Maybe I shouldn't have jumped to conclusions before actually viewing the ad.
I also could have dusted off my '90s trivia and recalled the Subway campaign with Jared Fogle, who lost 240 pounds by eating the chain's horrible heroes for lunch and dinner, every day. (Unfortunately, he seems to have put a few of those LBs back on recently.)
Anyway, Taco Bell's new menu just got the full Times treatment in the Thursday Styles section (that would be the homely cousin of Sunday Styles) , so you know that like modern NYC cavemen (again with the cavemen!) and jaguar-free honey, it is not only real, but totally mainstream.
That said, some experts are skeptical:
“Even if they’re offering healthy fare, go into it with a wary eye — more likely they’re tricking you,” said Elizabeth Somer, the author of “Eat Your Way to Happiness,” and a registered dietitian in Salem, Ore. “The fast-food restaurants have not led the troops in healthy eating yet, so there’s no reason to believe they’re going to change their colors now.”
Anyway, the Taco Bell commercials (RIP Gidget "Taco Bell Chihuahua" Chipperton, BTW) made me wonder about some other unlikely campaigns. Beer ads promoting the products help in making sound choices re: sleeping partners? Old Navy commercials set on the Paris runways? Toyota trumpeting its recent safety record?
Who knows what they'll think of next.

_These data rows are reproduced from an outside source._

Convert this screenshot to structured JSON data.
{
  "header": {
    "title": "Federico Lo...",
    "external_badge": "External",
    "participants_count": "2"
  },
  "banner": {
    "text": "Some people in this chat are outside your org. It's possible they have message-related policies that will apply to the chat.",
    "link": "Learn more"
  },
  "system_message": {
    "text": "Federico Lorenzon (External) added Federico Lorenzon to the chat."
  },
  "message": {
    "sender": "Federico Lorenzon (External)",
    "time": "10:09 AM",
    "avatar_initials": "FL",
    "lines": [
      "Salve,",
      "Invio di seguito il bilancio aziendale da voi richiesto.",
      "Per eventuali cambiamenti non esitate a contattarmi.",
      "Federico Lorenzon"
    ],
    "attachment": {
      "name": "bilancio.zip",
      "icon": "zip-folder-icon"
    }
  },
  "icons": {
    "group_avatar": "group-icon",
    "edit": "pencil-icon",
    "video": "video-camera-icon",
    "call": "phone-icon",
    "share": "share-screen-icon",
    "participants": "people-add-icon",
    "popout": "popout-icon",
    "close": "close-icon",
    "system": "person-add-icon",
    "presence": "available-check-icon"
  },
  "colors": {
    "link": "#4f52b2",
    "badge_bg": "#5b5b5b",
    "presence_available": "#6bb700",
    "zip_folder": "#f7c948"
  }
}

All I know is I won't be following the Taco Bell diet, since half of my friends who have eaten those gorditos stumbled upon the accidental weight loss plan of a 48-hour puking marathon.